* What you need to do
Each record below needs to be reproduced precisely, though not its pictures.

* Exercise data
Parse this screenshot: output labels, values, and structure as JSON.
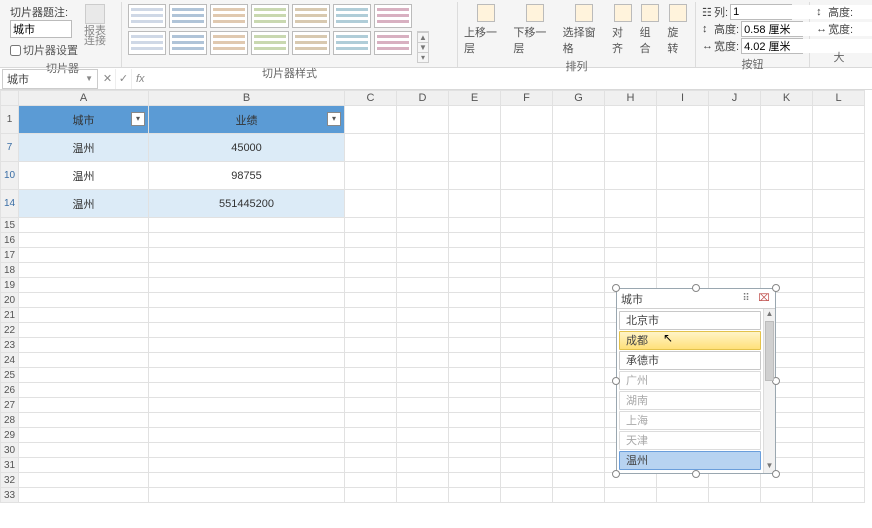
{
  "ribbon": {
    "slicer": {
      "title_label": "切片器题注:",
      "title_value": "城市",
      "settings_label": "切片器设置",
      "report_conn": "报表\n连接",
      "group_label": "切片器"
    },
    "styles": {
      "group_label": "切片器样式"
    },
    "arrange": {
      "bring_fwd": "上移一层",
      "send_back": "下移一层",
      "selection": "选择窗格",
      "align": "对齐",
      "group": "组合",
      "rotate": "旋转",
      "group_label": "排列"
    },
    "buttons": {
      "cols_label": "列:",
      "cols_val": "1",
      "height_label": "高度:",
      "height_val": "0.58 厘米",
      "width_label": "宽度:",
      "width_val": "4.02 厘米",
      "group_label": "按钮"
    },
    "size": {
      "height_label": "高度:",
      "width_label": "宽度:",
      "group_label": "大"
    }
  },
  "formula_bar": {
    "name_box": "城市",
    "fx": "fx"
  },
  "columns": [
    "A",
    "B",
    "C",
    "D",
    "E",
    "F",
    "G",
    "H",
    "I",
    "J",
    "K",
    "L"
  ],
  "row_numbers": [
    "1",
    "7",
    "10",
    "14",
    "15",
    "16",
    "17",
    "18",
    "19",
    "20",
    "21",
    "22",
    "23",
    "24",
    "25",
    "26",
    "27",
    "28",
    "29",
    "30",
    "31",
    "32",
    "33"
  ],
  "table": {
    "headers": [
      "城市",
      "业绩"
    ],
    "rows": [
      {
        "city": "温州",
        "value": "45000"
      },
      {
        "city": "温州",
        "value": "98755"
      },
      {
        "city": "温州",
        "value": "551445200"
      }
    ]
  },
  "slicer": {
    "title": "城市",
    "items": [
      {
        "label": "北京市",
        "state": "normal"
      },
      {
        "label": "成都",
        "state": "hl"
      },
      {
        "label": "承德市",
        "state": "normal"
      },
      {
        "label": "广州",
        "state": "dim"
      },
      {
        "label": "湖南",
        "state": "dim"
      },
      {
        "label": "上海",
        "state": "dim"
      },
      {
        "label": "天津",
        "state": "dim"
      },
      {
        "label": "温州",
        "state": "sel"
      }
    ]
  }
}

* Output of the task
Parse this screenshot: output labels, values, and structure as JSON.
{
  "ribbon": {
    "slicer": {
      "title_label": "切片器题注:",
      "title_value": "城市",
      "settings_label": "切片器设置",
      "report_conn": "报表\n连接",
      "group_label": "切片器"
    },
    "styles": {
      "group_label": "切片器样式"
    },
    "arrange": {
      "bring_fwd": "上移一层",
      "send_back": "下移一层",
      "selection": "选择窗格",
      "align": "对齐",
      "group": "组合",
      "rotate": "旋转",
      "group_label": "排列"
    },
    "buttons": {
      "cols_label": "列:",
      "cols_val": "1",
      "height_label": "高度:",
      "height_val": "0.58 厘米",
      "width_label": "宽度:",
      "width_val": "4.02 厘米",
      "group_label": "按钮"
    },
    "size": {
      "height_label": "高度:",
      "width_label": "宽度:",
      "group_label": "大"
    }
  },
  "formula_bar": {
    "name_box": "城市",
    "fx": "fx"
  },
  "columns": [
    "A",
    "B",
    "C",
    "D",
    "E",
    "F",
    "G",
    "H",
    "I",
    "J",
    "K",
    "L"
  ],
  "row_numbers": [
    "1",
    "7",
    "10",
    "14",
    "15",
    "16",
    "17",
    "18",
    "19",
    "20",
    "21",
    "22",
    "23",
    "24",
    "25",
    "26",
    "27",
    "28",
    "29",
    "30",
    "31",
    "32",
    "33"
  ],
  "table": {
    "headers": [
      "城市",
      "业绩"
    ],
    "rows": [
      {
        "city": "温州",
        "value": "45000"
      },
      {
        "city": "温州",
        "value": "98755"
      },
      {
        "city": "温州",
        "value": "551445200"
      }
    ]
  },
  "slicer": {
    "title": "城市",
    "items": [
      {
        "label": "北京市",
        "state": "normal"
      },
      {
        "label": "成都",
        "state": "hl"
      },
      {
        "label": "承德市",
        "state": "normal"
      },
      {
        "label": "广州",
        "state": "dim"
      },
      {
        "label": "湖南",
        "state": "dim"
      },
      {
        "label": "上海",
        "state": "dim"
      },
      {
        "label": "天津",
        "state": "dim"
      },
      {
        "label": "温州",
        "state": "sel"
      }
    ]
  }
}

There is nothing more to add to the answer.